*** Begin section ***
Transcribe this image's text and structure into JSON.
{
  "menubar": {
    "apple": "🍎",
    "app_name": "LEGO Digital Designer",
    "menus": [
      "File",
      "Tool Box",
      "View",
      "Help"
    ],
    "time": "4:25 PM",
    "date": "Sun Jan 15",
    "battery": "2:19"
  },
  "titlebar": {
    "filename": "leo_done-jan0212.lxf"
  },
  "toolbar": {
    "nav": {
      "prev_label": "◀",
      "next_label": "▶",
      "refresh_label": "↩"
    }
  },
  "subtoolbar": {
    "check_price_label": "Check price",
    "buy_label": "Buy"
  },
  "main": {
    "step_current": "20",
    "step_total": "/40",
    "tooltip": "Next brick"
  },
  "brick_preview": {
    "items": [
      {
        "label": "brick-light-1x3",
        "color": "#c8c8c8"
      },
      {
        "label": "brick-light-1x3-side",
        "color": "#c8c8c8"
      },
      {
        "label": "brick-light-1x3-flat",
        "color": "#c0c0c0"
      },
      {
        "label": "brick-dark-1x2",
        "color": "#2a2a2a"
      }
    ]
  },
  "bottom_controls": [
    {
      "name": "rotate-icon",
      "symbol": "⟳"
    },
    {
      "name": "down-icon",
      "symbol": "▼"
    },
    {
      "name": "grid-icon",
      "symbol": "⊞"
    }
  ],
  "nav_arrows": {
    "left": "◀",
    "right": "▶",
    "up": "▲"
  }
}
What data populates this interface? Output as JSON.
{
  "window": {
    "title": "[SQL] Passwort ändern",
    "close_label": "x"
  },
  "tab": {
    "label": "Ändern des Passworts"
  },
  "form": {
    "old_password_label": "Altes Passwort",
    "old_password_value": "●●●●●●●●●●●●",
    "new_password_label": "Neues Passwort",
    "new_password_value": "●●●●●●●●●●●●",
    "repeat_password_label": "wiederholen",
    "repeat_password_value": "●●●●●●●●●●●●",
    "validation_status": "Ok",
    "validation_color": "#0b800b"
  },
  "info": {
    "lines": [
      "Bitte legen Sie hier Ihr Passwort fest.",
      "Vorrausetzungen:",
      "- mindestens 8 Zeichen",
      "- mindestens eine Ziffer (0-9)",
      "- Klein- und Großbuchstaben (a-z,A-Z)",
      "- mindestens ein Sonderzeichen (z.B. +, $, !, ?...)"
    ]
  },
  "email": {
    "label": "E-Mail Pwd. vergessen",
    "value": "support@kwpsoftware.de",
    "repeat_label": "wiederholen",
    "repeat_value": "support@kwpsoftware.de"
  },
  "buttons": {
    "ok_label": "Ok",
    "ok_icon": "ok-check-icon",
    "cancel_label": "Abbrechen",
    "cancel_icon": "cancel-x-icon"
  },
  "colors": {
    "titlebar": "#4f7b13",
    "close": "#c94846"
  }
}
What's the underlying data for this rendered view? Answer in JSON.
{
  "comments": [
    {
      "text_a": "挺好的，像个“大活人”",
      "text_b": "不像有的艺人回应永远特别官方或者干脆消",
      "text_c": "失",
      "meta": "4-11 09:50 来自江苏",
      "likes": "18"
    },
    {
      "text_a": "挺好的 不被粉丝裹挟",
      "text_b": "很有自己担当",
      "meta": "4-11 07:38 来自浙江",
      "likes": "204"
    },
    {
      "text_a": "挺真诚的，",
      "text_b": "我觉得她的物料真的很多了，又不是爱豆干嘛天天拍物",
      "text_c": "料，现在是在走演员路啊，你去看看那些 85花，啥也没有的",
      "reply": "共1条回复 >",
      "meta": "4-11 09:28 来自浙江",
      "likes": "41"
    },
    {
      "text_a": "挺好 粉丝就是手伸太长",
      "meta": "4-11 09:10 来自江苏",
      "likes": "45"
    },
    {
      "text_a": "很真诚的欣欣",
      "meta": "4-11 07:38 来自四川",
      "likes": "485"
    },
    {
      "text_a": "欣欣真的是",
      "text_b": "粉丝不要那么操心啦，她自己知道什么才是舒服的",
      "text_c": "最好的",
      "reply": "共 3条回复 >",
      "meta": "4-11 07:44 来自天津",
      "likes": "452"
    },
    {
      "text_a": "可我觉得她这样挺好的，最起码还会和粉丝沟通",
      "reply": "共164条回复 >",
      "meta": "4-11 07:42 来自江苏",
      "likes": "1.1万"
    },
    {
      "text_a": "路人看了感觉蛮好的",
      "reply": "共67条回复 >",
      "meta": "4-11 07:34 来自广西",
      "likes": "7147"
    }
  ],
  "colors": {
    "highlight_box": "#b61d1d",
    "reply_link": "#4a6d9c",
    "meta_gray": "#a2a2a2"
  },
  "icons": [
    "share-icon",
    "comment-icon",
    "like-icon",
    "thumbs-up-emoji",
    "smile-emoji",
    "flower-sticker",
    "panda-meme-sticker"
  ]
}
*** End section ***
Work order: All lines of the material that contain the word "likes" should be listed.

Reply:
      "likes": "18"
      "likes": "204"
      "likes": "41"
      "likes": "45"
      "likes": "485"
      "likes": "452"
      "likes": "1.1万"
      "likes": "7147"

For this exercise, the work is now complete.